● **Your objective**
The entries are to be output once more, word for word.

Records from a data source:
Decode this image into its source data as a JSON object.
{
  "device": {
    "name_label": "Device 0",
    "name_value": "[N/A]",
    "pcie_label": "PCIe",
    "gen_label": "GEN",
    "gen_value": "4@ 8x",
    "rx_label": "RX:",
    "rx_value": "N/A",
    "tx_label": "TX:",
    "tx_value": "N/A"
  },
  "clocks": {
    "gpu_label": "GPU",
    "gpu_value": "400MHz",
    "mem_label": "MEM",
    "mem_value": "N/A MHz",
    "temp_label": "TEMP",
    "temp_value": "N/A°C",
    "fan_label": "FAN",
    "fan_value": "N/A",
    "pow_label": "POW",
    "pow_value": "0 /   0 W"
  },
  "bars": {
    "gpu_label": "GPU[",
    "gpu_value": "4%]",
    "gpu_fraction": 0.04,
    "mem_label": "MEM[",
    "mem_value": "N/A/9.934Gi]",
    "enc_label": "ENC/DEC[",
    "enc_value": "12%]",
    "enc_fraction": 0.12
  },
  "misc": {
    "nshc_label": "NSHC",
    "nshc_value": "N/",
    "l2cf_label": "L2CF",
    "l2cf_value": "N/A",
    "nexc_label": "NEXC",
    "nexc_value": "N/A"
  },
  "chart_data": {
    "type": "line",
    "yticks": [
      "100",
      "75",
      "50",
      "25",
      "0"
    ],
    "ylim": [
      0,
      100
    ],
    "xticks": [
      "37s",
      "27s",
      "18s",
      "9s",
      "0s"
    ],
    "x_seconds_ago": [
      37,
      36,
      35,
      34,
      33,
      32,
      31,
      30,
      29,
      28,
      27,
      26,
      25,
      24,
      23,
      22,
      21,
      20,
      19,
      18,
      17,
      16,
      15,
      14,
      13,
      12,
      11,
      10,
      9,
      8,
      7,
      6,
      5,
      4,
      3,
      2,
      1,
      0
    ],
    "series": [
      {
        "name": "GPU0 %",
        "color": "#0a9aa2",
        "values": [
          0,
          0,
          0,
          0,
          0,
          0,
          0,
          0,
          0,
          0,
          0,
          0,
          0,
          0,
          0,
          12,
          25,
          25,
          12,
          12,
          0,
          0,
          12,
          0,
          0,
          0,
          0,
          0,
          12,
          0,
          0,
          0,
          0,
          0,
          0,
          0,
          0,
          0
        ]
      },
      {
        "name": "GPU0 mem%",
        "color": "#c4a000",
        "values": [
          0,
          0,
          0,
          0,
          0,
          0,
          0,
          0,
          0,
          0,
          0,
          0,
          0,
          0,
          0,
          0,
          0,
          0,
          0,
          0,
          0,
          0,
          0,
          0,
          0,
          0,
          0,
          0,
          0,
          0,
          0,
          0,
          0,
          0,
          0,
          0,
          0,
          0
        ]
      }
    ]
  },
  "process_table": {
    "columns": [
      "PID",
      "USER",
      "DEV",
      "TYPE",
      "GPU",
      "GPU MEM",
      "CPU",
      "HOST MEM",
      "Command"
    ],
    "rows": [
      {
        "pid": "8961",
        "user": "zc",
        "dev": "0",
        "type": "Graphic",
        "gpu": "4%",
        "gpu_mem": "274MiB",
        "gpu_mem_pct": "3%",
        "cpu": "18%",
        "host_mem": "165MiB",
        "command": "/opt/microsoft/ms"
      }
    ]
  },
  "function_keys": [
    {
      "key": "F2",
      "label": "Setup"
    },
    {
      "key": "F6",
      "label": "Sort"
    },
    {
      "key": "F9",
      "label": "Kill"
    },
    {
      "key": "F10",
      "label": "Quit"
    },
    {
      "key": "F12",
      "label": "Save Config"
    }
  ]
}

● **Result for this exercise**
Decode this image into its source data as a JSON object.
{
  "device": {
    "name_label": "Device 0",
    "name_value": "[N/A]",
    "pcie_label": "PCIe",
    "gen_label": "GEN",
    "gen_value": "4@ 8x",
    "rx_label": "RX:",
    "rx_value": "N/A",
    "tx_label": "TX:",
    "tx_value": "N/A"
  },
  "clocks": {
    "gpu_label": "GPU",
    "gpu_value": "400MHz",
    "mem_label": "MEM",
    "mem_value": "N/A MHz",
    "temp_label": "TEMP",
    "temp_value": "N/A°C",
    "fan_label": "FAN",
    "fan_value": "N/A",
    "pow_label": "POW",
    "pow_value": "0 /   0 W"
  },
  "bars": {
    "gpu_label": "GPU[",
    "gpu_value": "4%]",
    "gpu_fraction": 0.04,
    "mem_label": "MEM[",
    "mem_value": "N/A/9.934Gi]",
    "enc_label": "ENC/DEC[",
    "enc_value": "12%]",
    "enc_fraction": 0.12
  },
  "misc": {
    "nshc_label": "NSHC",
    "nshc_value": "N/",
    "l2cf_label": "L2CF",
    "l2cf_value": "N/A",
    "nexc_label": "NEXC",
    "nexc_value": "N/A"
  },
  "chart_data": {
    "type": "line",
    "yticks": [
      "100",
      "75",
      "50",
      "25",
      "0"
    ],
    "ylim": [
      0,
      100
    ],
    "xticks": [
      "37s",
      "27s",
      "18s",
      "9s",
      "0s"
    ],
    "x_seconds_ago": [
      37,
      36,
      35,
      34,
      33,
      32,
      31,
      30,
      29,
      28,
      27,
      26,
      25,
      24,
      23,
      22,
      21,
      20,
      19,
      18,
      17,
      16,
      15,
      14,
      13,
      12,
      11,
      10,
      9,
      8,
      7,
      6,
      5,
      4,
      3,
      2,
      1,
      0
    ],
    "series": [
      {
        "name": "GPU0 %",
        "color": "#0a9aa2",
        "values": [
          0,
          0,
          0,
          0,
          0,
          0,
          0,
          0,
          0,
          0,
          0,
          0,
          0,
          0,
          0,
          12,
          25,
          25,
          12,
          12,
          0,
          0,
          12,
          0,
          0,
          0,
          0,
          0,
          12,
          0,
          0,
          0,
          0,
          0,
          0,
          0,
          0,
          0
        ]
      },
      {
        "name": "GPU0 mem%",
        "color": "#c4a000",
        "values": [
          0,
          0,
          0,
          0,
          0,
          0,
          0,
          0,
          0,
          0,
          0,
          0,
          0,
          0,
          0,
          0,
          0,
          0,
          0,
          0,
          0,
          0,
          0,
          0,
          0,
          0,
          0,
          0,
          0,
          0,
          0,
          0,
          0,
          0,
          0,
          0,
          0,
          0
        ]
      }
    ]
  },
  "process_table": {
    "columns": [
      "PID",
      "USER",
      "DEV",
      "TYPE",
      "GPU",
      "GPU MEM",
      "CPU",
      "HOST MEM",
      "Command"
    ],
    "rows": [
      {
        "pid": "8961",
        "user": "zc",
        "dev": "0",
        "type": "Graphic",
        "gpu": "4%",
        "gpu_mem": "274MiB",
        "gpu_mem_pct": "3%",
        "cpu": "18%",
        "host_mem": "165MiB",
        "command": "/opt/microsoft/ms"
      }
    ]
  },
  "function_keys": [
    {
      "key": "F2",
      "label": "Setup"
    },
    {
      "key": "F6",
      "label": "Sort"
    },
    {
      "key": "F9",
      "label": "Kill"
    },
    {
      "key": "F10",
      "label": "Quit"
    },
    {
      "key": "F12",
      "label": "Save Config"
    }
  ]
}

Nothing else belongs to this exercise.